### The problem:
Set down the data again exactly. Pictures are not part of the copy.

### Supplied entries:
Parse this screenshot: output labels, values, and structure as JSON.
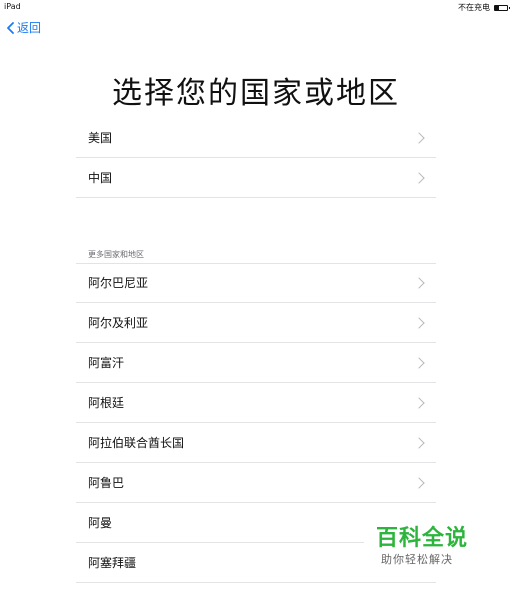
{
  "status_bar": {
    "device": "iPad",
    "charging": "不在充电",
    "battery_level": 0.3
  },
  "nav": {
    "back_label": "返回",
    "accent_color": "#1a7bf2"
  },
  "title": "选择您的国家或地区",
  "top_list": [
    {
      "label": "美国",
      "chevron": true
    },
    {
      "label": "中国",
      "chevron": true
    }
  ],
  "more_section": {
    "header": "更多国家和地区",
    "items": [
      {
        "label": "阿尔巴尼亚",
        "chevron": true
      },
      {
        "label": "阿尔及利亚",
        "chevron": true
      },
      {
        "label": "阿富汗",
        "chevron": true
      },
      {
        "label": "阿根廷",
        "chevron": true
      },
      {
        "label": "阿拉伯联合酋长国",
        "chevron": true
      },
      {
        "label": "阿鲁巴",
        "chevron": true
      },
      {
        "label": "阿曼",
        "chevron": false
      },
      {
        "label": "阿塞拜疆",
        "chevron": false
      }
    ]
  },
  "watermark": {
    "title": "百科全说",
    "subtitle": "助你轻松解决"
  }
}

### Written answer:
Parse this screenshot: output labels, values, and structure as JSON.
{
  "status_bar": {
    "device": "iPad",
    "charging": "不在充电",
    "battery_level": 0.3
  },
  "nav": {
    "back_label": "返回",
    "accent_color": "#1a7bf2"
  },
  "title": "选择您的国家或地区",
  "top_list": [
    {
      "label": "美国",
      "chevron": true
    },
    {
      "label": "中国",
      "chevron": true
    }
  ],
  "more_section": {
    "header": "更多国家和地区",
    "items": [
      {
        "label": "阿尔巴尼亚",
        "chevron": true
      },
      {
        "label": "阿尔及利亚",
        "chevron": true
      },
      {
        "label": "阿富汗",
        "chevron": true
      },
      {
        "label": "阿根廷",
        "chevron": true
      },
      {
        "label": "阿拉伯联合酋长国",
        "chevron": true
      },
      {
        "label": "阿鲁巴",
        "chevron": true
      },
      {
        "label": "阿曼",
        "chevron": false
      },
      {
        "label": "阿塞拜疆",
        "chevron": false
      }
    ]
  },
  "watermark": {
    "title": "百科全说",
    "subtitle": "助你轻松解决"
  }
}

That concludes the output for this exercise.